But, as they say, there’s many a slip between cup and lip … Because David was operating the lock (it was early, so on self service) we used the middle rope, and because it’s a fairly long way from the middle back to me, we agreed he’d loop the rope fully around the bollard rather than just over it so it didn’t slip off. And because I was keeping it taut as we rose up in the world, the rope caught on itself on the bollard. As David walked forward to open the top gates I noticed we had developed quite a list. Oh bugger!

We could not release the rope and while I was keen to use the scissors, it was decided that we would travel down in the lock again to release the rope and then come back up. Fortunately we didn’t waste any water, as there was a boat coming in from the top and one coming up from below.

So note to selves: Never tie up in the lock, even if going up!

It wasn’t very dangerous but it was a good lesson. And it added half an hour to our journey. But that was a cheap price for a lesson.

After a brief stop at Wallingford for me to walk to Waitrose (gu puddings, ham, salami) and for David to stay onboard and sort out some banking stuff online, we moved on up here to Day’s Lock.

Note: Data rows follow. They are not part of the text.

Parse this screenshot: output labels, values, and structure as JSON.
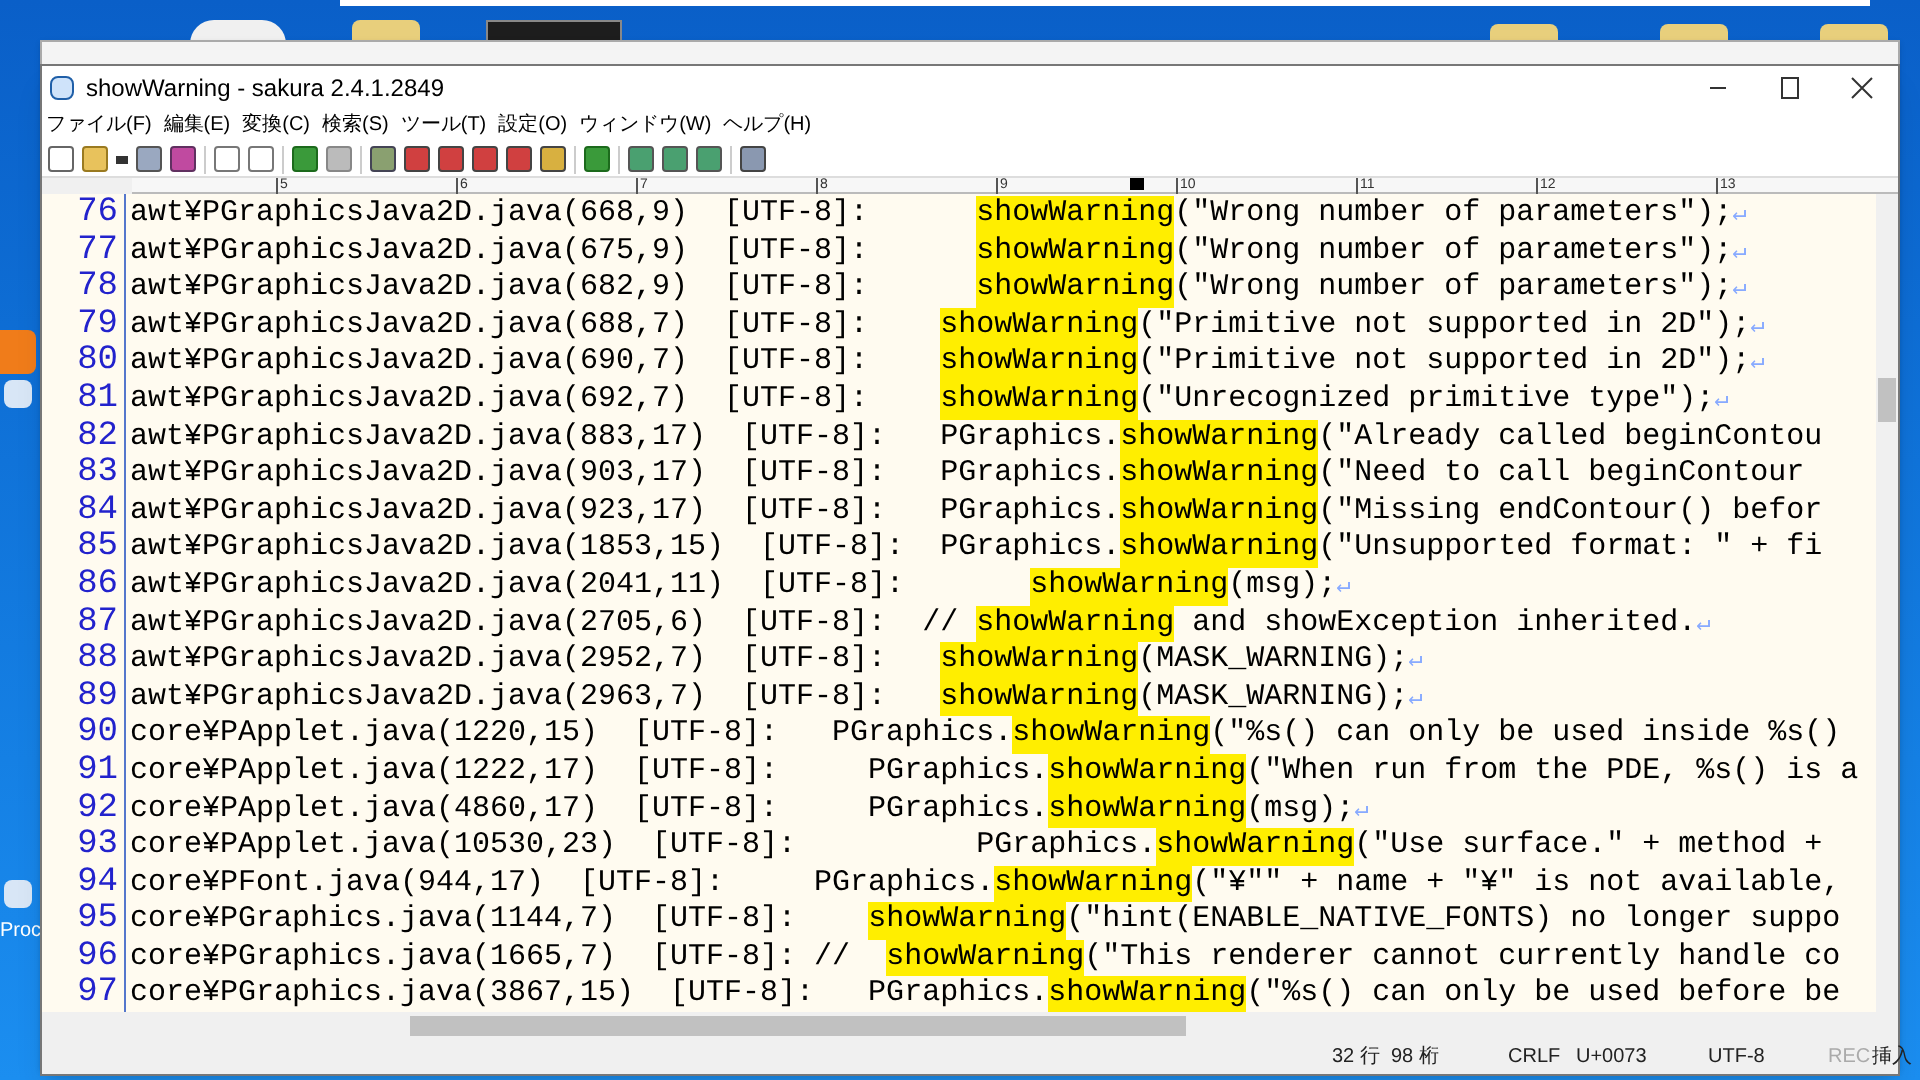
{
  "desktop": {
    "label": "Proc"
  },
  "window": {
    "title": "showWarning - sakura 2.4.1.2849"
  },
  "menu": [
    "ファイル(F)",
    "編集(E)",
    "変換(C)",
    "検索(S)",
    "ツール(T)",
    "設定(O)",
    "ウィンドウ(W)",
    "ヘルプ(H)"
  ],
  "ruler": {
    "labels": [
      "5",
      "6",
      "7",
      "8",
      "9",
      "10",
      "11",
      "12",
      "13"
    ]
  },
  "lines": [
    {
      "number": "76",
      "before": "awt¥PGraphicsJava2D.java(668,9)  [UTF-8]:      ",
      "match": "showWarning",
      "after": "(\"Wrong number of parameters\");",
      "eol": true
    },
    {
      "number": "77",
      "before": "awt¥PGraphicsJava2D.java(675,9)  [UTF-8]:      ",
      "match": "showWarning",
      "after": "(\"Wrong number of parameters\");",
      "eol": true
    },
    {
      "number": "78",
      "before": "awt¥PGraphicsJava2D.java(682,9)  [UTF-8]:      ",
      "match": "showWarning",
      "after": "(\"Wrong number of parameters\");",
      "eol": true
    },
    {
      "number": "79",
      "before": "awt¥PGraphicsJava2D.java(688,7)  [UTF-8]:    ",
      "match": "showWarning",
      "after": "(\"Primitive not supported in 2D\");",
      "eol": true
    },
    {
      "number": "80",
      "before": "awt¥PGraphicsJava2D.java(690,7)  [UTF-8]:    ",
      "match": "showWarning",
      "after": "(\"Primitive not supported in 2D\");",
      "eol": true
    },
    {
      "number": "81",
      "before": "awt¥PGraphicsJava2D.java(692,7)  [UTF-8]:    ",
      "match": "showWarning",
      "after": "(\"Unrecognized primitive type\");",
      "eol": true
    },
    {
      "number": "82",
      "before": "awt¥PGraphicsJava2D.java(883,17)  [UTF-8]:   PGraphics.",
      "match": "showWarning",
      "after": "(\"Already called beginContou",
      "eol": false
    },
    {
      "number": "83",
      "before": "awt¥PGraphicsJava2D.java(903,17)  [UTF-8]:   PGraphics.",
      "match": "showWarning",
      "after": "(\"Need to call beginContour",
      "eol": false
    },
    {
      "number": "84",
      "before": "awt¥PGraphicsJava2D.java(923,17)  [UTF-8]:   PGraphics.",
      "match": "showWarning",
      "after": "(\"Missing endContour() befor",
      "eol": false
    },
    {
      "number": "85",
      "before": "awt¥PGraphicsJava2D.java(1853,15)  [UTF-8]:  PGraphics.",
      "match": "showWarning",
      "after": "(\"Unsupported format: \" + fi",
      "eol": false
    },
    {
      "number": "86",
      "before": "awt¥PGraphicsJava2D.java(2041,11)  [UTF-8]:       ",
      "match": "showWarning",
      "after": "(msg);",
      "eol": true
    },
    {
      "number": "87",
      "before": "awt¥PGraphicsJava2D.java(2705,6)  [UTF-8]:  // ",
      "match": "showWarning",
      "after": " and showException inherited.",
      "eol": true
    },
    {
      "number": "88",
      "before": "awt¥PGraphicsJava2D.java(2952,7)  [UTF-8]:   ",
      "match": "showWarning",
      "after": "(MASK_WARNING);",
      "eol": true
    },
    {
      "number": "89",
      "before": "awt¥PGraphicsJava2D.java(2963,7)  [UTF-8]:   ",
      "match": "showWarning",
      "after": "(MASK_WARNING);",
      "eol": true
    },
    {
      "number": "90",
      "before": "core¥PApplet.java(1220,15)  [UTF-8]:   PGraphics.",
      "match": "showWarning",
      "after": "(\"%s() can only be used inside %s()",
      "eol": false
    },
    {
      "number": "91",
      "before": "core¥PApplet.java(1222,17)  [UTF-8]:     PGraphics.",
      "match": "showWarning",
      "after": "(\"When run from the PDE, %s() is a",
      "eol": false
    },
    {
      "number": "92",
      "before": "core¥PApplet.java(4860,17)  [UTF-8]:     PGraphics.",
      "match": "showWarning",
      "after": "(msg);",
      "eol": true
    },
    {
      "number": "93",
      "before": "core¥PApplet.java(10530,23)  [UTF-8]:          PGraphics.",
      "match": "showWarning",
      "after": "(\"Use surface.\" + method +",
      "eol": false
    },
    {
      "number": "94",
      "before": "core¥PFont.java(944,17)  [UTF-8]:     PGraphics.",
      "match": "showWarning",
      "after": "(\"¥\"\" + name + \"¥\" is not available,",
      "eol": false
    },
    {
      "number": "95",
      "before": "core¥PGraphics.java(1144,7)  [UTF-8]:    ",
      "match": "showWarning",
      "after": "(\"hint(ENABLE_NATIVE_FONTS) no longer suppo",
      "eol": false
    },
    {
      "number": "96",
      "before": "core¥PGraphics.java(1665,7)  [UTF-8]: //  ",
      "match": "showWarning",
      "after": "(\"This renderer cannot currently handle co",
      "eol": false
    },
    {
      "number": "97",
      "before": "core¥PGraphics.java(3867,15)  [UTF-8]:   PGraphics.",
      "match": "showWarning",
      "after": "(\"%s() can only be used before be",
      "eol": false
    }
  ],
  "eol_mark": "↵",
  "status_bar": {
    "position": "32 行  98 桁",
    "line_ending": "CRLF",
    "code_point": "U+0073",
    "encoding": "UTF-8",
    "rec": "REC",
    "mode": "挿入"
  }
}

We were delighted at Benson Lock to see Fred again – he is the relief lock keeper, so we have now seen him at Goring, Cleeve and Benson. And I have only once thrown a rope at his head and spat tea over him. He is not aware quite how lucky he is really ...

On the way here, we came through Shillingford Bridge and a variety of housing from quite stately to a static caravan site. It was good to see that some ordinary people get to have riverside views! 
 
This boat house is not one for the ordinary people but it is beautiful.
If you look closely you can see the decorative brickwork. Beautiful.
 
Shillingford Bridge
 
Just in case you aren't sure, this is NOT a static caravan
One of the numerous bunkers we've seen on this trip - they always make me think of the heroic efforts of the British people during the war.


We’ve had a quiet weekend moored on the meadows below Cleeve Lock although there was a constant stream of boats coming past on Saturday and far fewer yesterday – I think the weather had something to do with it! Fine & sunny on Saturday and a bit of rain yesterday, although it cleared in the afternoon and we walked to Streatley – a lovely village across the river from Goring.
A representative of the weekend's neighbours. If you look closely you can see that Mel is studiously ignoring her.
 
We are off on our walk.
Down the tree-lined public path he goes.
 
The view from the public path - the last three photos are taken from the same place, proving I can turn in circles with the best of them
 
Across the field of maize
Poppies growing in the verge
Where are the chocolates to go with this cottage?

David has developed a cold so is not feeling fabulous - a quiet weekend and an easy day today have helped. I think it may be because I cut his hair – didn’t Samson fall apart from that? And David does look like it hurts ...
It's a selfie but doesn't he look like it's all too terribly painful?
I swear I didn't cut him, only his hair! I'm not sure if he's reaching for rescuing arms or taking a photo ...
The end result. Lesley says she'd trust me to give her a trim...